EXERCISE:
Scan the records for the string "placeholder" and copy every line that holds it.

(Data about app and page elements)
★ ★ ★ ★

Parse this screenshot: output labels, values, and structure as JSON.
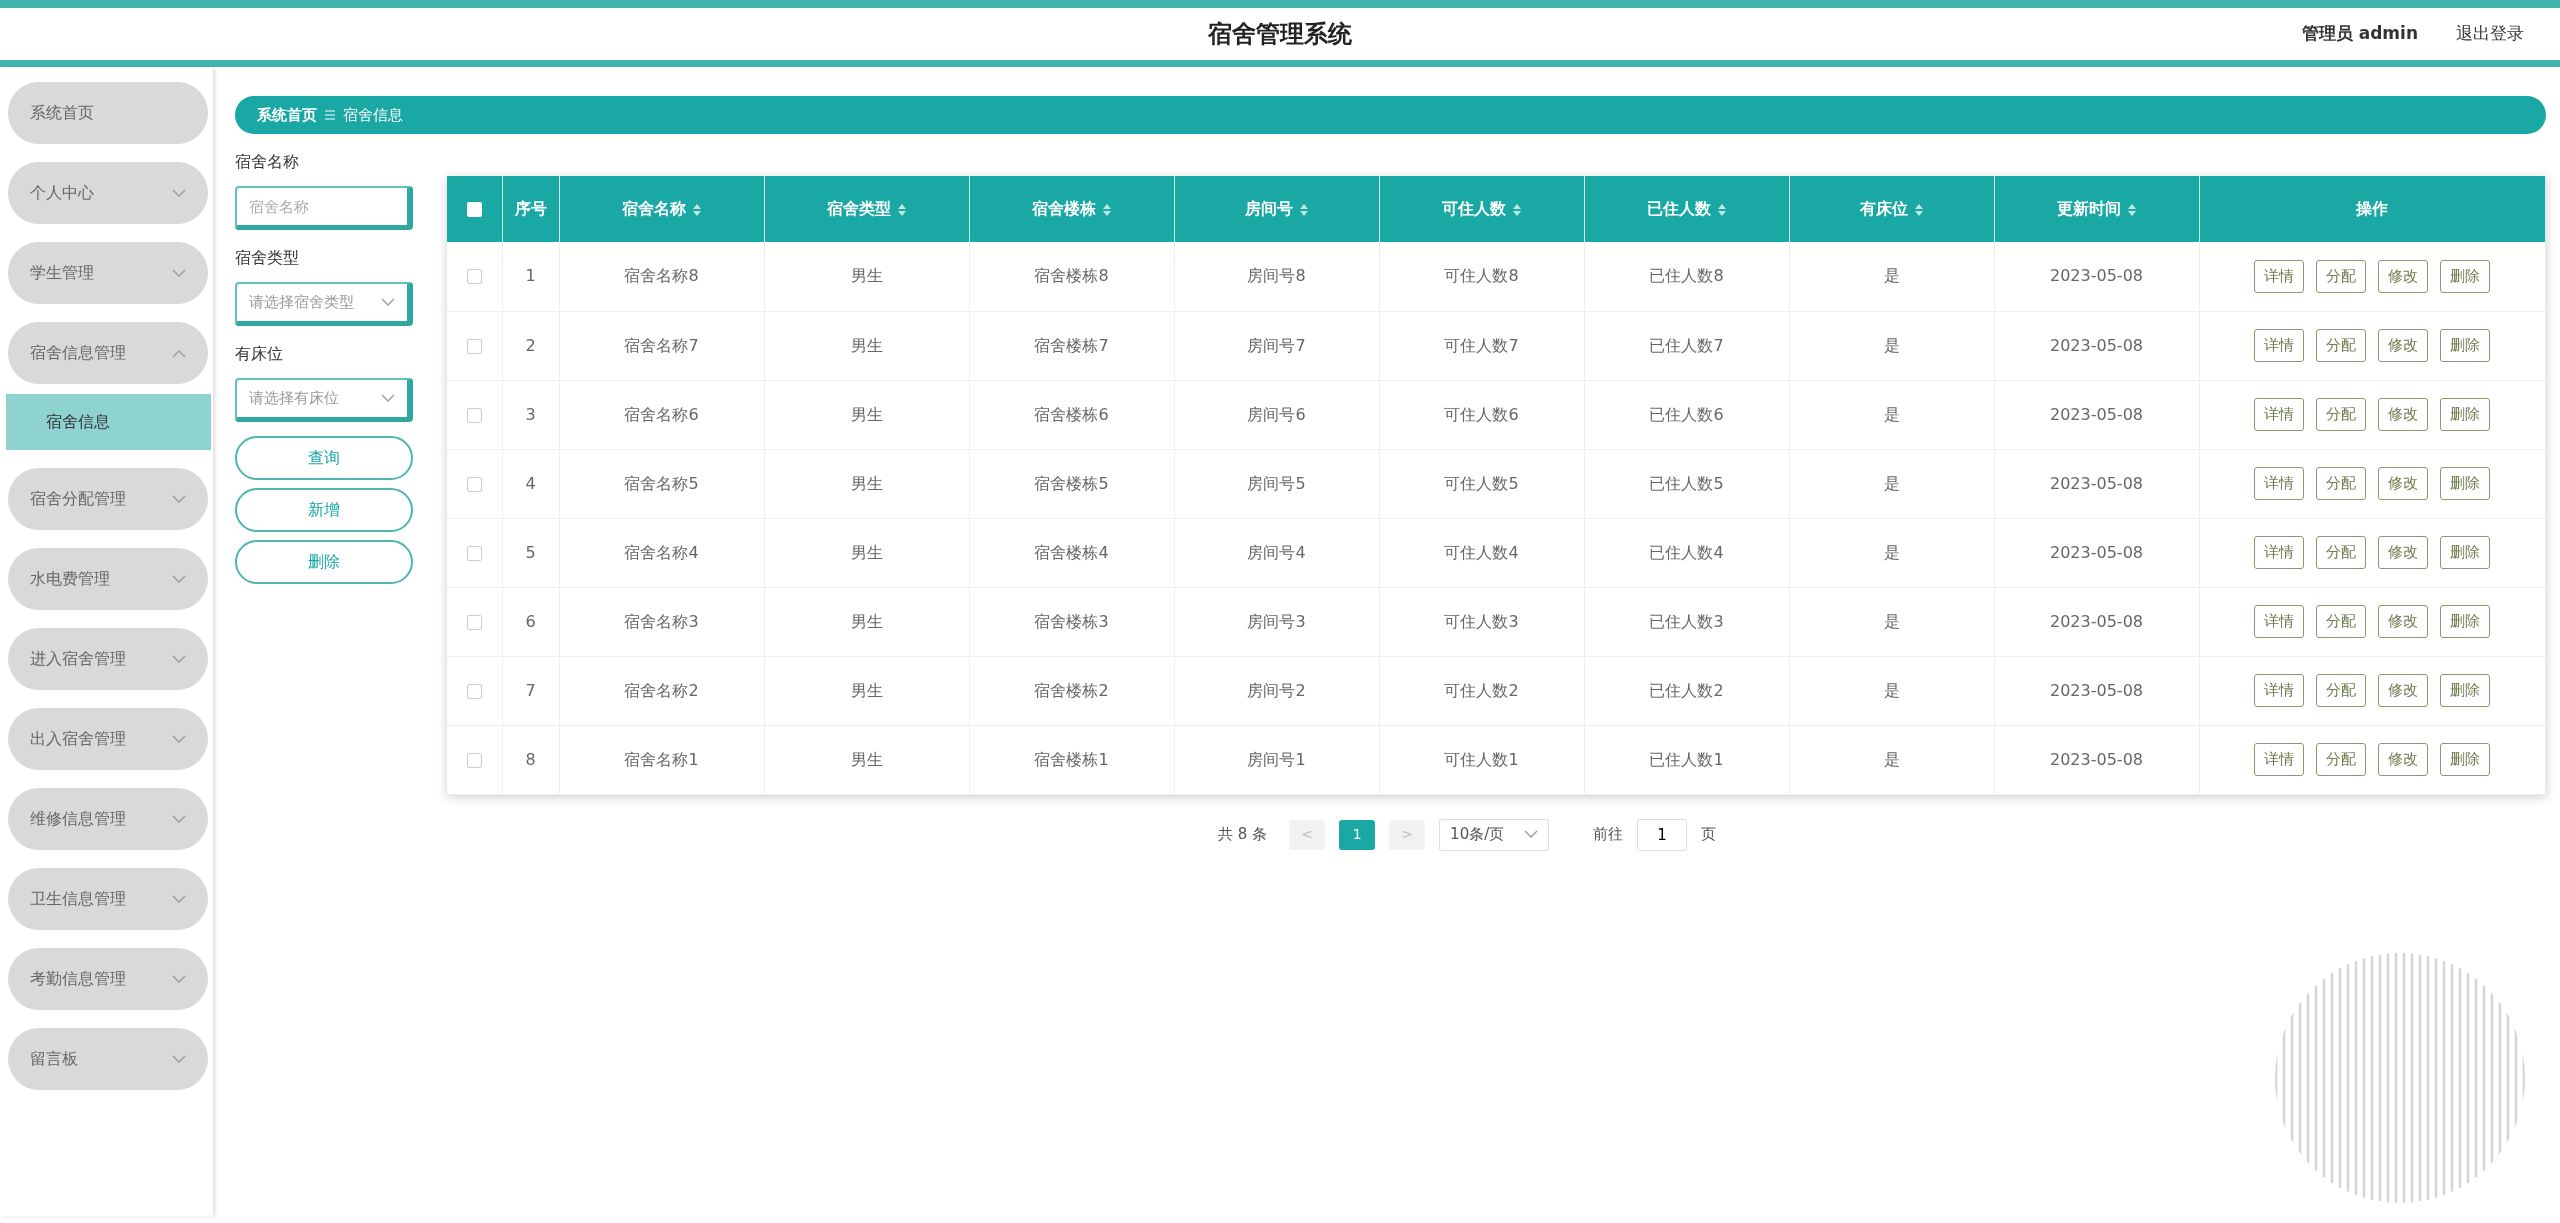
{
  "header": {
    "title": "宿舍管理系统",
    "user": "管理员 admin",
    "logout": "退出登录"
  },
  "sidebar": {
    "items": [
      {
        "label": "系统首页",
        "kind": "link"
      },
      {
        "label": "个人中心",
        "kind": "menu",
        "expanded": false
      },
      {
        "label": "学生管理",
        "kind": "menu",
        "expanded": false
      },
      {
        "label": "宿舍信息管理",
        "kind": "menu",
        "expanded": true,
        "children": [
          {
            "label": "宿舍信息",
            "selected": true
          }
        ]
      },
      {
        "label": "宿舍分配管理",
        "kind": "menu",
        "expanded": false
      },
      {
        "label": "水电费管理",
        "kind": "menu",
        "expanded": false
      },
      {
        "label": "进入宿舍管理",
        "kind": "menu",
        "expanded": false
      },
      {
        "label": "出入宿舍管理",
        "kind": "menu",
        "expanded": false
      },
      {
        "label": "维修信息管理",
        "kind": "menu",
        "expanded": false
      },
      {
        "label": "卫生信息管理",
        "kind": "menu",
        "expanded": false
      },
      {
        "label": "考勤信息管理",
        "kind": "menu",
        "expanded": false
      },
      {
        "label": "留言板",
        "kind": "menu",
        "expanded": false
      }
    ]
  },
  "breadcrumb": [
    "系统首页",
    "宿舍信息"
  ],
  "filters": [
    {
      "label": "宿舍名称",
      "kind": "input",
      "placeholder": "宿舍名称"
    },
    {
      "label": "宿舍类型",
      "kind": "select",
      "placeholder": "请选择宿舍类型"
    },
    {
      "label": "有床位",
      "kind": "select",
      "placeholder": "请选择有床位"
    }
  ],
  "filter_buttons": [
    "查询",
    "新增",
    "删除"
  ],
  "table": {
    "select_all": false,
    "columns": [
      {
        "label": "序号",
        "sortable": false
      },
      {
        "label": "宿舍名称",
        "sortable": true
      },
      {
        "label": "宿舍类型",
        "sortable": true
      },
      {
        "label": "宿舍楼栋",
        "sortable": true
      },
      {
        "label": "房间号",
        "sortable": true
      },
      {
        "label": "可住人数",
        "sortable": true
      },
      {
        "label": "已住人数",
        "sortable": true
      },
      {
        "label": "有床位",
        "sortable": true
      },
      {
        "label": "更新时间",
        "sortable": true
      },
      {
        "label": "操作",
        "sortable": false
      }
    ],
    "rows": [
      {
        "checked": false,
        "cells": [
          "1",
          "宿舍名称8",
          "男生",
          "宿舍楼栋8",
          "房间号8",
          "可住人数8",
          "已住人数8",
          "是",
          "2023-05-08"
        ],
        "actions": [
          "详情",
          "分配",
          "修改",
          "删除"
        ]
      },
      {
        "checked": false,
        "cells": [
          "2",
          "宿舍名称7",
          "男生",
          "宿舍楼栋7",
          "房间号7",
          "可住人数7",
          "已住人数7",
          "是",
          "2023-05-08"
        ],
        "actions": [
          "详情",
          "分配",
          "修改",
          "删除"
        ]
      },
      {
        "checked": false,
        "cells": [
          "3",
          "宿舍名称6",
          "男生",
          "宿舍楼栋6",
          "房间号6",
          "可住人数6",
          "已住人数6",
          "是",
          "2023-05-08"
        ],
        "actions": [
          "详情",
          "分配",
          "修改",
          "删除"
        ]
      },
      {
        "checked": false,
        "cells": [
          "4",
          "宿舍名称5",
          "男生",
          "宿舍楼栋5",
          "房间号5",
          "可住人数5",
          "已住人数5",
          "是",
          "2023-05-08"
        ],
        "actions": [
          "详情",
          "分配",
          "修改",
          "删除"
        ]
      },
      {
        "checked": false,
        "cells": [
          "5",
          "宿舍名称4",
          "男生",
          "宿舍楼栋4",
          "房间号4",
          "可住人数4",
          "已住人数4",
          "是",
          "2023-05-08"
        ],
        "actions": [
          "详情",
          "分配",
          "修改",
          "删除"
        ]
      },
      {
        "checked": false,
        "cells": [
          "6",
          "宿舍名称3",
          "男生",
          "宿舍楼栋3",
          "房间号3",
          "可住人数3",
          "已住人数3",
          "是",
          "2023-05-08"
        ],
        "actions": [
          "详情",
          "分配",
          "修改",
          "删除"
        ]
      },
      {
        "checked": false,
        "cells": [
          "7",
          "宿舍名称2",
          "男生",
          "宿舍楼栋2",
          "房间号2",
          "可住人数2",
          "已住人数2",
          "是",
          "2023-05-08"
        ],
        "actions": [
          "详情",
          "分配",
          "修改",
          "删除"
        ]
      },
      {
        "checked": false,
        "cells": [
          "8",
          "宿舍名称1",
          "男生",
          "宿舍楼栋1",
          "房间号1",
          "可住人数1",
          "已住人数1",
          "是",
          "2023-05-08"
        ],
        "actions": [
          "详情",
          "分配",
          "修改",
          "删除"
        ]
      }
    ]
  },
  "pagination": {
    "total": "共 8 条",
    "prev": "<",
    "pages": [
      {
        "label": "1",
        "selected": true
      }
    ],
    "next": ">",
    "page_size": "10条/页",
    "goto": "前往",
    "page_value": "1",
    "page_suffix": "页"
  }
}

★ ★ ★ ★

RESULT OF THIS TASK:
      "placeholder": "宿舍名称"
      "placeholder": "请选择宿舍类型"
      "placeholder": "请选择有床位"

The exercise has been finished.